Every year, pollen counts in Japan are getting worse. In fact, pollen levels in Tokyo were literally off the charts just a few weeks ago. As a result, for four months out of the year, an estimated 15 to 30 percent of the Japanese population suffers from hay fever.

The tragedy of this situation is that Japan’s pollen problems are caused by its own government which encouraged people to plant cedar trees to meet the growing demand for timber in the 1940s and to replace forests that were destroyed during WWII. Hay fever was actually relatively rare in Japan until the 1960s when the millions of cedar trees began to mature and produce pollen.

As cedar pollen levels continue to climb, Japanese scientists may have found a solution to the problem: pollenless cedar trees.

The Forestry and Forest Products Research Institute announced the development of the world’s first pollenless cedar tree created through genetic recombination. Before, selective breeding yielded low-pollen and pollenless varieties of Japanese cedar, but these trees only grew in certain condition, making a nation-wide solution impossible. By using genetic recombination, Japanese scientists are able to create region-specific varieties of cedar that do not produce pollen, which they are hoping will reduce the amount of pollen in the air come spring time.

For now, the research is still in the experimental stage. According to Forestry and Forest Products Research Institute officials, scientists must still verify the efficacy and safety of the new cedar trees.

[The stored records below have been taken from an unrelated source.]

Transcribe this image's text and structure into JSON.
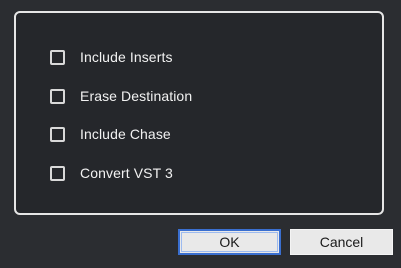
{
  "options": [
    {
      "label": "Include Inserts",
      "checked": false
    },
    {
      "label": "Erase Destination",
      "checked": false
    },
    {
      "label": "Include Chase",
      "checked": false
    },
    {
      "label": "Convert VST 3",
      "checked": false
    }
  ],
  "buttons": {
    "ok_label": "OK",
    "cancel_label": "Cancel"
  },
  "colors": {
    "background": "#2b2d31",
    "panel_border": "#e6e6e6",
    "text": "#f2f2f2",
    "button_face": "#e9e9e9",
    "focus_ring": "#3a6fd0"
  }
}
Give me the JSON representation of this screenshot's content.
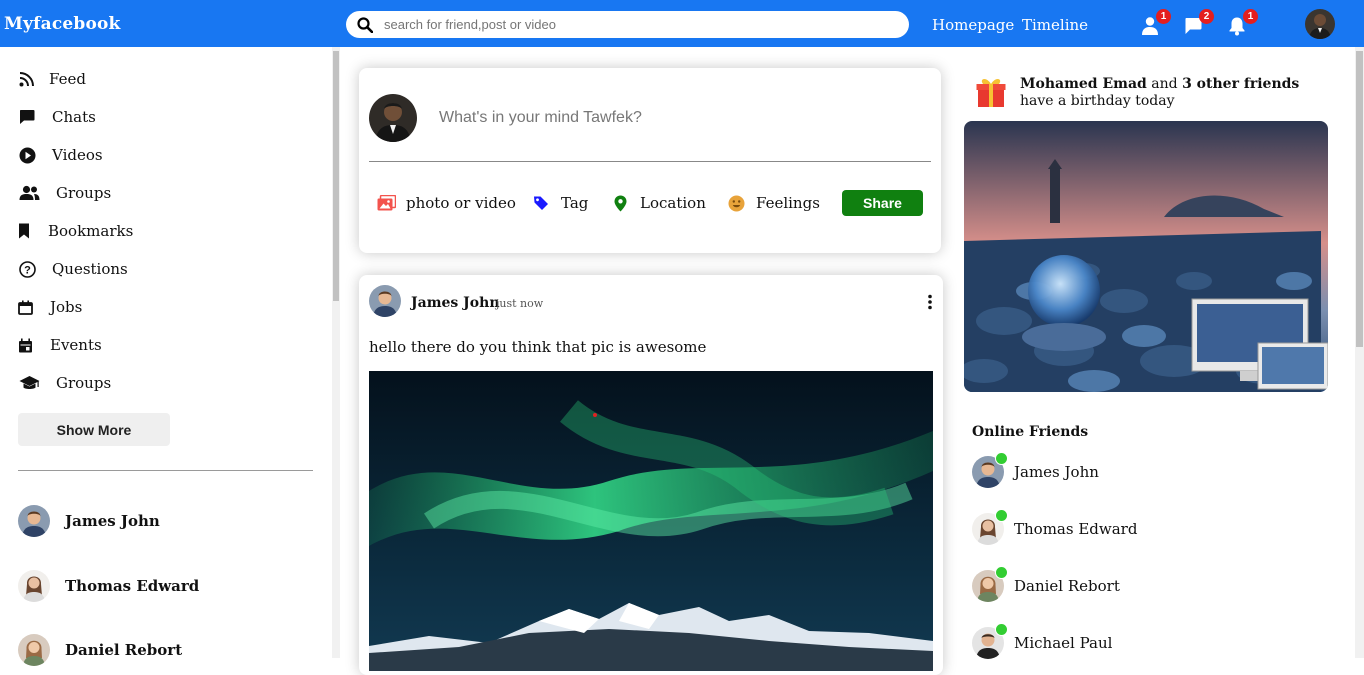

Although these new pollenless cedar trees give a flicker of hope to those suffering from hay fever, a declining forestry industry and decreased demand for cedar timber makes getting rid of the existing pollen-producing cedars increasingly difficult. And with more cedars reaching maturity each year, it may be too late for Japanese government officials to find an immediate solution to the problem they created themselves.

Source: IT Media, LA Times

Image: Wikipedia